Cartagena, Colombia – Think soft colour, soft texture, soft sea breezes and soft-hearted people. The beauty of this pastel-hued port city is not only its innate richness of history and tradition, it is its vibrant, vivacious spirit of the future. Central to this? The fact that Cartagena, and Colombia as a whole, has risen from a history once defined by conflict to a future shaped by hope. This gives residents a heightened level of appreciation of all that they have, their hearts open to visitors to share in their blessings.

Bogota Colombia

Colombia, one of our brand-new destinations, waiting to be rediscovered in 2020 and beyond.

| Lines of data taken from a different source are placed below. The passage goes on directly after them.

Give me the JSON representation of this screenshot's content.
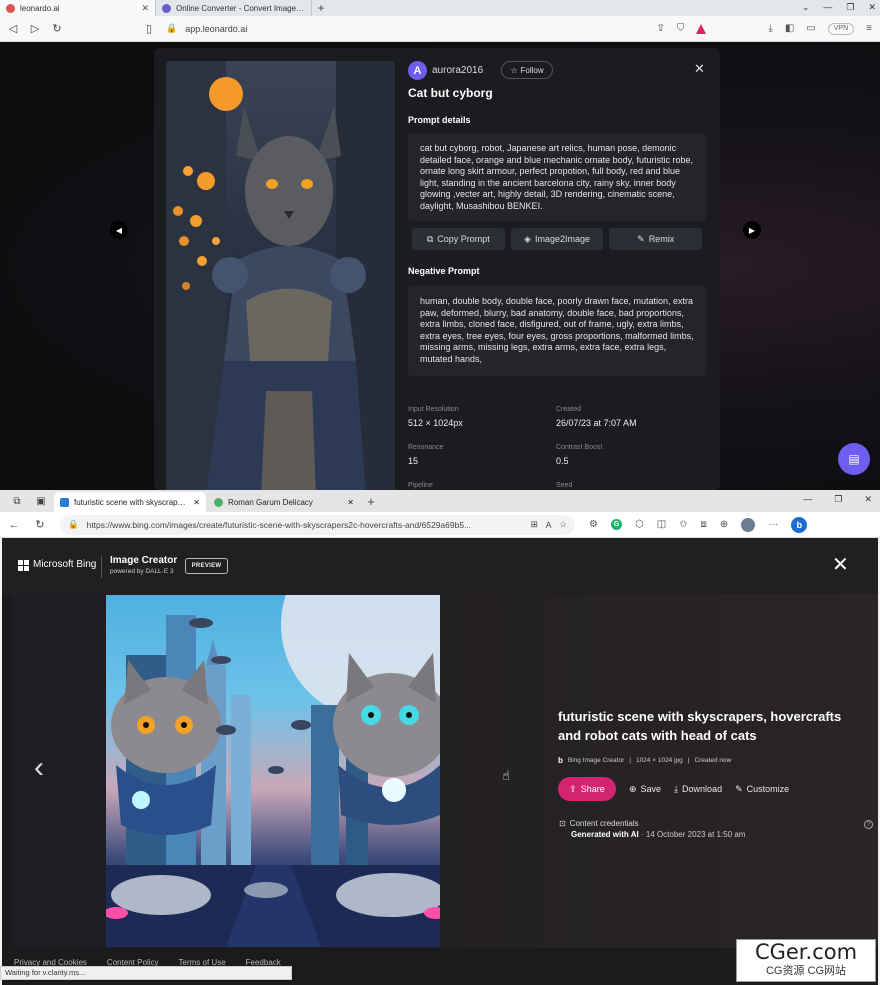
{
  "top_browser": {
    "tabs": [
      {
        "title": "leonardo.ai",
        "active": true
      },
      {
        "title": "Online Converter - Convert Image, Vid",
        "active": false
      }
    ],
    "url": "app.leonardo.ai",
    "vpn_label": "VPN"
  },
  "leonardo": {
    "username": "aurora2016",
    "avatar_letter": "A",
    "follow_label": "Follow",
    "title": "Cat but cyborg",
    "prompt_heading": "Prompt details",
    "prompt_text": "cat but cyborg, robot, Japanese art relics, human pose, demonic detailed face, orange and blue mechanic ornate body, futuristic robe, ornate long skirt armour, perfect propotion, full body, red and blue light, standing in the ancient barcelona city, rainy sky, inner body glowing ,vecter art, highly detail, 3D rendering, cinematic scene, daylight, Musashibou BENKEI.",
    "buttons": {
      "copy": "Copy Prompt",
      "image2image": "Image2Image",
      "remix": "Remix"
    },
    "negative_heading": "Negative Prompt",
    "negative_text": "human, double body, double face, poorly drawn face, mutation, extra paw, deformed, blurry, bad anatomy, double face, bad proportions, extra limbs, cloned face, disfigured, out of frame, ugly, extra limbs, extra eyes, tree eyes, four eyes, gross proportions, malformed limbs, missing arms, missing legs, extra arms, extra face, extra legs, mutated hands,",
    "meta": {
      "input_resolution_label": "Input Resolution",
      "input_resolution": "512 × 1024px",
      "created_label": "Created",
      "created": "26/07/23 at 7:07 AM",
      "resonance_label": "Resonance",
      "resonance": "15",
      "contrast_label": "Contrast Boost",
      "contrast": "0.5",
      "pipeline_label": "Pipeline",
      "seed_label": "Seed"
    }
  },
  "bottom_browser": {
    "tabs": [
      {
        "title": "futuristic scene with skyscrapers",
        "active": true
      },
      {
        "title": "Roman Garum Delicacy",
        "active": false
      }
    ],
    "url": "https://www.bing.com/images/create/futuristic-scene-with-skyscrapers2c-hovercrafts-and/6529a69b5..."
  },
  "bing": {
    "brand": "Microsoft Bing",
    "product": "Image Creator",
    "powered_by": "powered by DALL·E 3",
    "preview": "PREVIEW",
    "image_title": "futuristic scene with skyscrapers, hovercrafts and robot cats with head of cats",
    "source": "Bing Image Creator",
    "size": "1024 × 1024 jpg",
    "created": "Created now",
    "actions": {
      "share": "Share",
      "save": "Save",
      "download": "Download",
      "customize": "Customize"
    },
    "credentials_label": "Content credentials",
    "generated_label": "Generated with AI",
    "generated_date": "· 14 October 2023 at 1:50 am",
    "footer": [
      "Privacy and Cookies",
      "Content Policy",
      "Terms of Use",
      "Feedback"
    ],
    "status": "Waiting for v.clarity.ms..."
  },
  "watermark": {
    "line1": "CGer.com",
    "line2": "CG资源 CG网站"
  }
}
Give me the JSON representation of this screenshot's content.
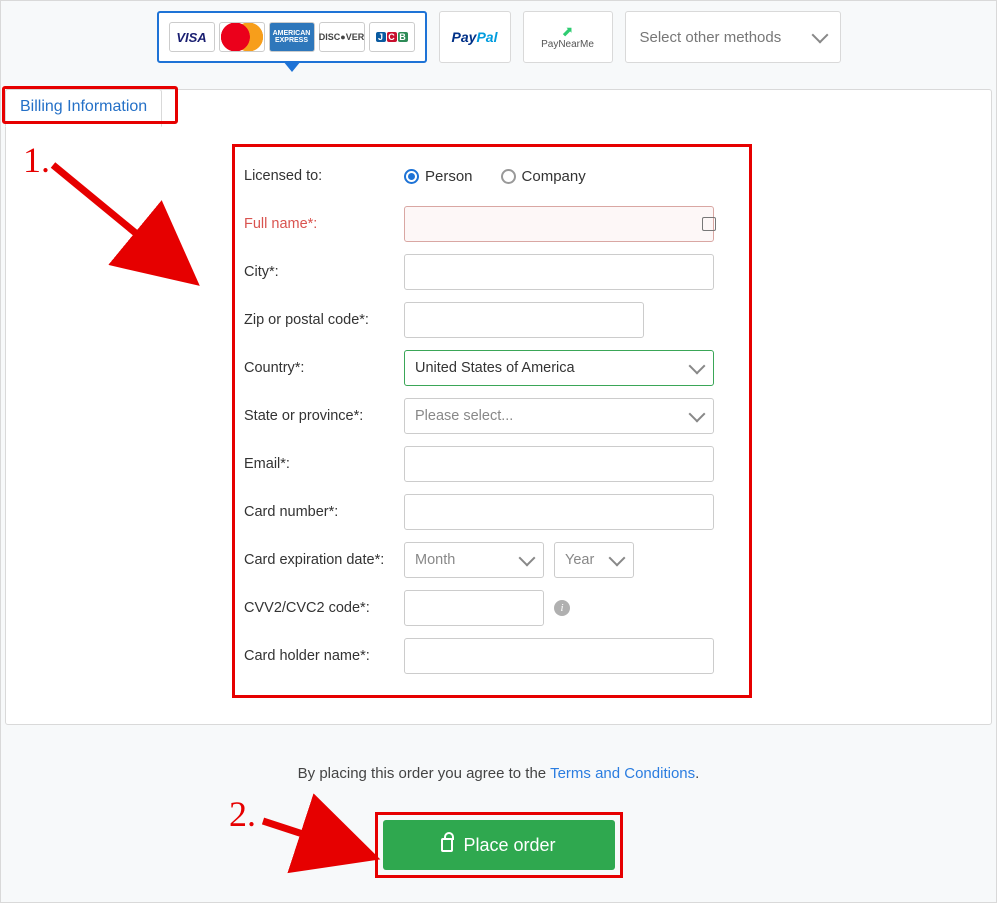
{
  "payment_methods": {
    "cards": [
      "VISA",
      "mastercard",
      "AMERICAN EXPRESS",
      "DISCOVER",
      "JCB"
    ],
    "paypal": "PayPal",
    "paynearme": "PayNearMe",
    "other_label": "Select other methods"
  },
  "section_title": "Billing Information",
  "form": {
    "licensed_label": "Licensed to:",
    "licensed_person": "Person",
    "licensed_company": "Company",
    "fullname_label": "Full name*:",
    "city_label": "City*:",
    "zip_label": "Zip or postal code*:",
    "country_label": "Country*:",
    "country_value": "United States of America",
    "state_label": "State or province*:",
    "state_placeholder": "Please select...",
    "email_label": "Email*:",
    "cardno_label": "Card number*:",
    "exp_label": "Card expiration date*:",
    "exp_month_placeholder": "Month",
    "exp_year_placeholder": "Year",
    "cvv_label": "CVV2/CVC2 code*:",
    "holder_label": "Card holder name*:"
  },
  "agree_prefix": "By placing this order you agree to the ",
  "agree_link": "Terms and Conditions",
  "agree_suffix": ".",
  "place_button": "Place order",
  "annotations": {
    "step1": "1.",
    "step2": "2."
  }
}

Porto, Portugal – A port city, Porto proudly invites travelers to explore northwest Portugal’s home of port wine. With its cobbled streets, rustic merchant shops and cafes, quaint traditionally designed homes and gilded churches, it is clear why and how this medieval-inspired town decorated in glistening, ornate carvings were such a magnet for European explorers of centuries past.

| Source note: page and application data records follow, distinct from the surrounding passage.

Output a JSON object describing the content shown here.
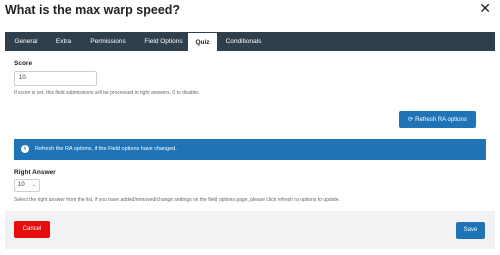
{
  "modal": {
    "title": "What is the max warp speed?",
    "close": "✕"
  },
  "tabs": [
    {
      "label": "General"
    },
    {
      "label": "Extra"
    },
    {
      "label": "Permissions"
    },
    {
      "label": "Field Options"
    },
    {
      "label": "Quiz"
    },
    {
      "label": "Conditionals"
    }
  ],
  "active_tab": "Quiz",
  "score": {
    "label": "Score",
    "value": "10",
    "help": "If score is set, this field submissions will be processed in right answers, 0 to disable."
  },
  "refresh_button": {
    "icon": "refresh-icon",
    "label": "Refresh RA options"
  },
  "notice": {
    "icon": "info-icon",
    "text": "Refresh the RA options, if the Field options have changed."
  },
  "right_answer": {
    "label": "Right Answer",
    "selected": "10",
    "help": "Select the right answer from the list, if you have added/removed/change settings on the field options page, please click refresh ra options to update."
  },
  "footer": {
    "cancel_label": "Cancel",
    "save_label": "Save"
  },
  "colors": {
    "tabbar": "#2f3f4c",
    "primary": "#1f74b7",
    "danger": "#e60d0d",
    "footer_bg": "#f2f2f4"
  }
}
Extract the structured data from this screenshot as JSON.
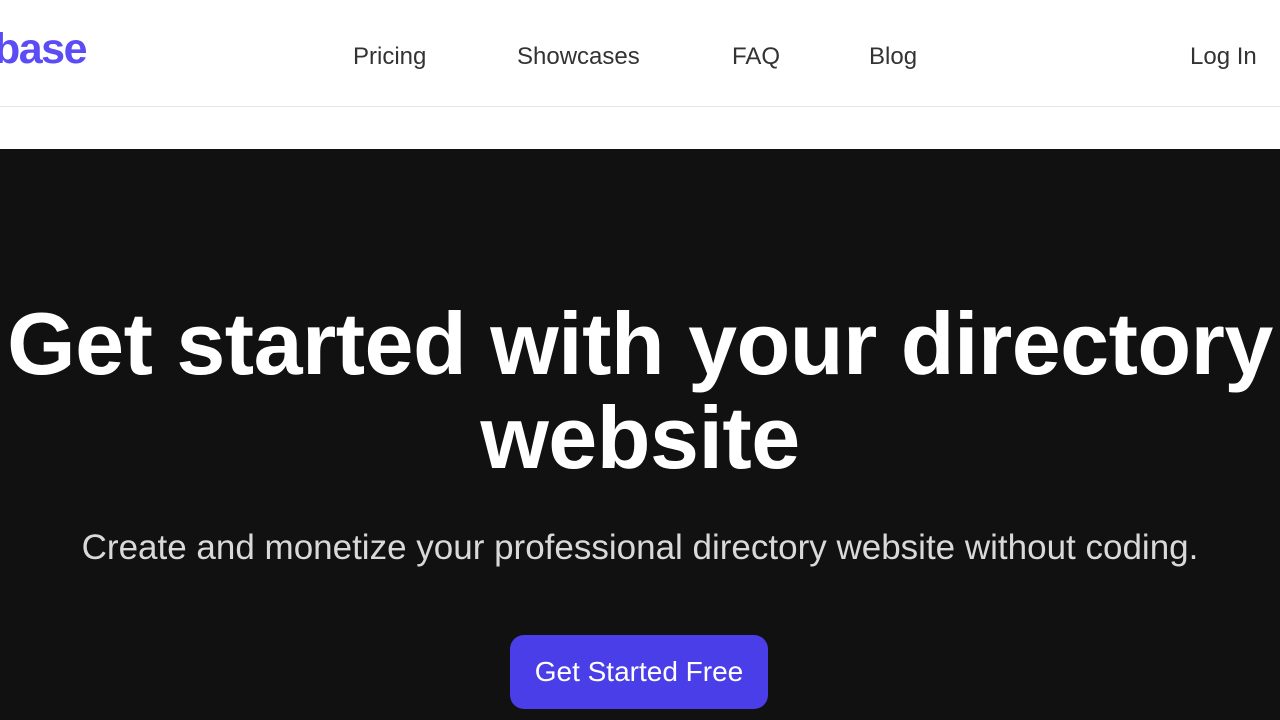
{
  "header": {
    "logo_text": "base",
    "nav": {
      "pricing": "Pricing",
      "showcases": "Showcases",
      "faq": "FAQ",
      "blog": "Blog"
    },
    "login": "Log In"
  },
  "hero": {
    "title_line1": "Get started with your directory",
    "title_line2": "website",
    "subtitle": "Create and monetize your professional directory website without coding.",
    "cta_label": "Get Started Free"
  },
  "colors": {
    "brand": "#5b4cf5",
    "cta": "#4a3ee8",
    "hero_bg": "#111111"
  }
}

Jaisalmer, India – A magnificent fort city, Jaisalmer sits in the heart of the Thar Desert. The vibe and bustle of its historic role as a medieval trading center is still felt when walking its sandstone alleyways busy with artisans of semiprecious stones, textiles, leather and local cuisine. Also called the “Golden City”, Jaisalmer is, without question, one of the finest cultural adventures any traveller can undertake.

Albania – Here, where Adriatic and Ionian coastlines meet, this crossroads of history, culture and cuisine offers foodies and folklore-lovers a feast of discovery. Museums, castles, mosques and a myriad of frescoes reflect the fusion of its Italian, Greek and Turkish neighbours that once passed through this idyllic boutique destination.

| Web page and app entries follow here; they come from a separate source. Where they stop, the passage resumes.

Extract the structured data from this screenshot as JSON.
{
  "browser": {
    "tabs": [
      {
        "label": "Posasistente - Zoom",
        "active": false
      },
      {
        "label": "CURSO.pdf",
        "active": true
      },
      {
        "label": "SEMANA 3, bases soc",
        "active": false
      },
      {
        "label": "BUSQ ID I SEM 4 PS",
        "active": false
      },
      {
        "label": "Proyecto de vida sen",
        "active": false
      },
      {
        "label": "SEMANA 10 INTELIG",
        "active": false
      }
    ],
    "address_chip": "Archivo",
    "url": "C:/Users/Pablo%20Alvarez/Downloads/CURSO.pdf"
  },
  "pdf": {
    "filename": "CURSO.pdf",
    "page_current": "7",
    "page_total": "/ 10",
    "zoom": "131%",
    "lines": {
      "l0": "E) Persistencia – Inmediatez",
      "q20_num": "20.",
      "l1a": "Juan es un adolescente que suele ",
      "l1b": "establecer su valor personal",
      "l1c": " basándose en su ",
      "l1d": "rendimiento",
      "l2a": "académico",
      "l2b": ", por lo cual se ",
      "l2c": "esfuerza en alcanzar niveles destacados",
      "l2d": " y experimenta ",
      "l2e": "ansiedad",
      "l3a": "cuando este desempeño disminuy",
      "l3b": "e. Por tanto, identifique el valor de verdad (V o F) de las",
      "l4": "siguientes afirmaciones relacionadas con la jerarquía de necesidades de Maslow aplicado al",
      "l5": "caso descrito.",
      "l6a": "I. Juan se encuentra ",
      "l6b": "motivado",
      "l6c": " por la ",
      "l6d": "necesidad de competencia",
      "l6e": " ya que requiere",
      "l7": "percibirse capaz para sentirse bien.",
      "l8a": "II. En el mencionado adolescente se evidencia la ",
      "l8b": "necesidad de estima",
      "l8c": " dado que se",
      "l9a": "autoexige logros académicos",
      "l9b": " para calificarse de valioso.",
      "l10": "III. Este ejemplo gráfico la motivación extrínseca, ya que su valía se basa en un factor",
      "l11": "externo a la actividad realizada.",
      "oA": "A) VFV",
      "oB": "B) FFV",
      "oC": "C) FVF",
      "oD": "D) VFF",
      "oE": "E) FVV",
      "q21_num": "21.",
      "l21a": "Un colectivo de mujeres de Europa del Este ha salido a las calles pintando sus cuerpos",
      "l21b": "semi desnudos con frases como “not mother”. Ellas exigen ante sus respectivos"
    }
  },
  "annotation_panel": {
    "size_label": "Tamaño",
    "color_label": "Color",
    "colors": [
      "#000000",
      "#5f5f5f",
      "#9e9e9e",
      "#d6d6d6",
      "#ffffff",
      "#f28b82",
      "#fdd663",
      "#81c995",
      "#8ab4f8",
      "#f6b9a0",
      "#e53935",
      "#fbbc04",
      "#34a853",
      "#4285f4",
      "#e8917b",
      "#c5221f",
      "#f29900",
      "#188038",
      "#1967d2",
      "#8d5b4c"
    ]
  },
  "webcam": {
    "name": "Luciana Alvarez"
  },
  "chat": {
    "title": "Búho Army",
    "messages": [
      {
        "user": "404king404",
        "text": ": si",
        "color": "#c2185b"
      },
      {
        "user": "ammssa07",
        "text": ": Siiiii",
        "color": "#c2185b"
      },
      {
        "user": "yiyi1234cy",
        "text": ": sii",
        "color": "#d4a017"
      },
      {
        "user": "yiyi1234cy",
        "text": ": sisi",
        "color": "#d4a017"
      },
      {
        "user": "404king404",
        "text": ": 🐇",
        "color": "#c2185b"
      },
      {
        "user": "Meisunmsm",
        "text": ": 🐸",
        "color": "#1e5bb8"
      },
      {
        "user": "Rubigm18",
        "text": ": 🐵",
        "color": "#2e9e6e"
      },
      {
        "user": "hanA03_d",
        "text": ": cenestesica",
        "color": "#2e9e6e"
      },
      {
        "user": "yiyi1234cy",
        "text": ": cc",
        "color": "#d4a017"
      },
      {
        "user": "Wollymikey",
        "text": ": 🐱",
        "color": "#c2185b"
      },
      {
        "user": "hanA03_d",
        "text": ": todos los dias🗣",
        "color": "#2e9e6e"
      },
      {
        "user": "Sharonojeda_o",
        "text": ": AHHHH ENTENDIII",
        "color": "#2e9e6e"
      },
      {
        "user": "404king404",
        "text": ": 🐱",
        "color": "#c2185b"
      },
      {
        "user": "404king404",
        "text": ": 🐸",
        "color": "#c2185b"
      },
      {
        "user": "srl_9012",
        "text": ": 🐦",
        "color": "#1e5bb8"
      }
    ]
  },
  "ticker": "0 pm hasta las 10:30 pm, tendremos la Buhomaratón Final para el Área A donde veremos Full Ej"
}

Galway, Ireland – An explorer’s paradise, rural Galway offers barren fields, a rugged coastline and beautiful sunsets all perfect for someone who loves nature. No question about it, this is a place that has for centuries been a muse for poets and storytellers, a landscape lived on by people who take pride in preserving their customs and unique character, charming you from the moment you hear their thick, musically-accented ‘dia dhuit’ (hello).

Navajo Nation, USA – This ancient Native American homeland, steeped in spiritual significance, is also a hiker’s delight. To join our Navajo guides and learn about their incredibly rich history and culture in one of the most dramatically beautiful areas of the USA is an experience that will resonate in your heart forever. This is a place that will fill your eyes, mind and wanderlust spirit with more than your memory bank can store, a place where the stars shine brighter far from the city lights.

I, you, we all owe it to ourselves to continue to play our part in shaping the world around us, making this great industry a continuing source of prosperity, understanding and unity. For me, the urgency of travel is not about rushing to see places before they go away, it’s more about visiting them now, with care and purpose so we ensure they’re around to be enjoyed for generations to come.

And so, as you venture out, many of you heading to unknown cities beyond the must-see lists, here’s my advice: Let’s do better this time. We all have the ability, in fact the responsibility, to travel with purpose. When we meet new people, we should honour their home as we do our own, shopping local and paying a fair price, leaving places better than we found them, taking time to learn from them, broadening our own horizons.

Powered by TTC’s TreadRight Foundation, as part of our JoinTrafalgar responsible travel initiative, on 27 September to mark World Tourism Day, we signed the Make Travel Matter Pledge to cement our commitment to having a positive impact in the places we visit. I invite you to join us and sign this pledge, the first step in making meaningful change and enabling the true (positive) power of tourism to reach those that need it most.

And in doing so, we carry home our priceless stories that encourage other travellers to do the same, and thereby ensuring that together we #MAKETRAVELMATTER.